== DATA LISTING
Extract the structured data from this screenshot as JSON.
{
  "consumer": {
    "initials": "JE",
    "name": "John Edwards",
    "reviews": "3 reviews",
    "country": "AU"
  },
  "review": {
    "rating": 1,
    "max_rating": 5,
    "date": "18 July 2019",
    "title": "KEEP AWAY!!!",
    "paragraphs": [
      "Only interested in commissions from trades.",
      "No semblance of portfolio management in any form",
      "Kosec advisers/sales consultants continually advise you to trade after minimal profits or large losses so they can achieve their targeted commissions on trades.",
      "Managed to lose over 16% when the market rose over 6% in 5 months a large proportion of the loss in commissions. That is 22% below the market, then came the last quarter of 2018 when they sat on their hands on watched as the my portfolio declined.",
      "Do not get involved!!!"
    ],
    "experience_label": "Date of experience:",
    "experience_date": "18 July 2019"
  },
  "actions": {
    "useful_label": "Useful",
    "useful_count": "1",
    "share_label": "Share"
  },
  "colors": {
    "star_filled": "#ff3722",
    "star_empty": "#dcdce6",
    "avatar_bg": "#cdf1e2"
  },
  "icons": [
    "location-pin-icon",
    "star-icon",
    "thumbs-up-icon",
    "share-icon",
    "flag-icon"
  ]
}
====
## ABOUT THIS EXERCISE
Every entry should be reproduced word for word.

## SOLVED EXERCISE
Extract the structured data from this screenshot as JSON.
{
  "consumer": {
    "initials": "JE",
    "name": "John Edwards",
    "reviews": "3 reviews",
    "country": "AU"
  },
  "review": {
    "rating": 1,
    "max_rating": 5,
    "date": "18 July 2019",
    "title": "KEEP AWAY!!!",
    "paragraphs": [
      "Only interested in commissions from trades.",
      "No semblance of portfolio management in any form",
      "Kosec advisers/sales consultants continually advise you to trade after minimal profits or large losses so they can achieve their targeted commissions on trades.",
      "Managed to lose over 16% when the market rose over 6% in 5 months a large proportion of the loss in commissions. That is 22% below the market, then came the last quarter of 2018 when they sat on their hands on watched as the my portfolio declined.",
      "Do not get involved!!!"
    ],
    "experience_label": "Date of experience:",
    "experience_date": "18 July 2019"
  },
  "actions": {
    "useful_label": "Useful",
    "useful_count": "1",
    "share_label": "Share"
  },
  "colors": {
    "star_filled": "#ff3722",
    "star_empty": "#dcdce6",
    "avatar_bg": "#cdf1e2"
  },
  "icons": [
    "location-pin-icon",
    "star-icon",
    "thumbs-up-icon",
    "share-icon",
    "flag-icon"
  ]
}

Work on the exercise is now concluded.